A few months ago I rushed home from the airport after a long trip so that I could make it into Portland to have beers with a colleague of mine. He was in town on a supplier incentive trip—he and a few other people from his distributorship had been invited to Oregon by one of their wineries and he asked if I wanted to get together with him on his “free day.”
I met him at Hair of the Dog Brewery; it was one of those funny Portland days where the sun is shining, the sky is that classic Oregon bluish-white and it’s dappled with blotchy gray clouds. The temperature is hovering between 55-60 degrees and the wind is softly blowing every few moments, just enough to feel a little chill, but also to remind you that Summer is coming. It’s the kind of weather that I like to call “Goldilocks weather”—if you stand still or sit, you need a sweater, but if you move around, you start to sweat. You’re constantly putting your sunglasses on and then taking them off because the clouds keep moving and the sun flickers in and out. No matter what you do, it’s hard to feel “just right.”
So I came and sat down at one of the picnic benches outside with him and as the clouds passed over the sun, I removed my shades. He looked into my eyes, now uncovered, and told me, “You look tired, kid. How long are you going to keep doing this to yourself?” He surveyed me with genuine concern and I told him, “It’s true. I AM tired. But I also have too much to do to think about that right now. And besides, I love my job and my company.”

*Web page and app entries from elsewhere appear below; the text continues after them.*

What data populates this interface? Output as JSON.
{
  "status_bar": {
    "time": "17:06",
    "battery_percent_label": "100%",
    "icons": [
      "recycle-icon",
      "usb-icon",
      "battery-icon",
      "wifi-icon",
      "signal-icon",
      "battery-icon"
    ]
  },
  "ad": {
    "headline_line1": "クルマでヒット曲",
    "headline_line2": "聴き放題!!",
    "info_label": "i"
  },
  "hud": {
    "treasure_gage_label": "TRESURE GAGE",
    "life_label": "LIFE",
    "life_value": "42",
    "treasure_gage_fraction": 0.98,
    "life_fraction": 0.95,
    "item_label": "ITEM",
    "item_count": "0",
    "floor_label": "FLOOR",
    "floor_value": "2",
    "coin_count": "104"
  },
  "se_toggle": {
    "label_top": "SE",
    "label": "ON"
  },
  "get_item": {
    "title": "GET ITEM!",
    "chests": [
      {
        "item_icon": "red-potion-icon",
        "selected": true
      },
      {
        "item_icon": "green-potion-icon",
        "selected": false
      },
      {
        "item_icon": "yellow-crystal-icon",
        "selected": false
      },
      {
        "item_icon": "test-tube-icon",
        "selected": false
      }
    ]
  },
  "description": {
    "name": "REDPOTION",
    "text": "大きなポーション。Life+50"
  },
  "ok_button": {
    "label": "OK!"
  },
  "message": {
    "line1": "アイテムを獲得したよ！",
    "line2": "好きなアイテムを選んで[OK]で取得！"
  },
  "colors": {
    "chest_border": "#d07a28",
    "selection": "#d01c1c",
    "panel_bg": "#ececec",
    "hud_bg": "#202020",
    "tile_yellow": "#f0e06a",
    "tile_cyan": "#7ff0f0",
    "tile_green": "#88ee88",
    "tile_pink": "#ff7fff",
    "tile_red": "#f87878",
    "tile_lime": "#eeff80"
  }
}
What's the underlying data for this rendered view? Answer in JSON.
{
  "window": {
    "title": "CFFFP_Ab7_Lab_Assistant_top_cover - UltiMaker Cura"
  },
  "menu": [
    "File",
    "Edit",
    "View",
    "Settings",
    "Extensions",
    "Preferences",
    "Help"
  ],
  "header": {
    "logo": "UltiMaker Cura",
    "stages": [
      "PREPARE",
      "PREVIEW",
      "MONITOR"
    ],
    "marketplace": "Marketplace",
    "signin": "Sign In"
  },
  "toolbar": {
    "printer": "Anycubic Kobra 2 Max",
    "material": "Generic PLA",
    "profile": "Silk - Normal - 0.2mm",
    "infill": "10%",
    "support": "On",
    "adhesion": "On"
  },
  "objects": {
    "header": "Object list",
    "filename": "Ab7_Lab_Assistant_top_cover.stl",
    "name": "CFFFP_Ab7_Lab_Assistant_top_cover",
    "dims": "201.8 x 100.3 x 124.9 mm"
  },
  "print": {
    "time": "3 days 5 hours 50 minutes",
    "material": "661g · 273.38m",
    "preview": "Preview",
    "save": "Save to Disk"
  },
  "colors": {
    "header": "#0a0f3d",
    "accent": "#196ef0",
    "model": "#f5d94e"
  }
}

We talked for a while and he kept pressing me about what I was going to do with my life and what I wanted for myself in the future. I was adamant that everything was copacetic, and that at the moment I had no complaints. But something was nagging me and I knew that maybe I wasn’t being totally honest with myself.
Then, this fall, over the span of just 60 days, I traveled to Seattle, San Francisco, New Orleans, Dallas, Austin, Houston, Naples, Miami, Boston, Burlington, Portland (Maine), New Haven, New York, Chapel Hill, Raleigh-Durham, Charleston, Detroit, Phoenix, DC and Alexandria, and then I was really tired.
As my travels wrapped up, I sat down with my boss and we had a long discussion about me and my job; the ultimate conclusion was that it’s time for me to take a break. I have learned a tremendous amount in the last few years I’ve worked for him; I know so much more about the business of wine—how it’s made, how it’s sold, how to make a company run well, and how to keep your employees happy. I have worked with the most compassionate, intelligent and interesting people I could ask for, and I have had the luxury working under someone who is truly the most classy guy in the business (not to mention one of the best and most knowledgeable winemakers in the Northwest—where else can you learn about geology and classical philosophy in the same place?). I am immensely grateful for the experience I’ve had here, and I will miss working with these folks very much. I can’t thank him enough for giving me the opportunity to work at such a fantastic place and I know we’ll be friends for many years to come. It’s only with gratitude and care that I take my leave.
So what do I do now? Well, for starters, I am going to take a little time for myself and re-charge. And then, who knows? I love to travel and I have a ton of great friends and colleagues around the country, but I don’t want to be on a plane every week. I definitely want to stay in the wine business, but beyond that, I’m wide open.
I still have a lot of thoughts and opinions about being a representative for an independent, family-owned winery, so I’ll continue to keep this blog updated. But in case I don’t see you for a little while (since I’ll be sleeping in my own bed instead of a hotel on the road), stay in touch and call me when you’re in Portland!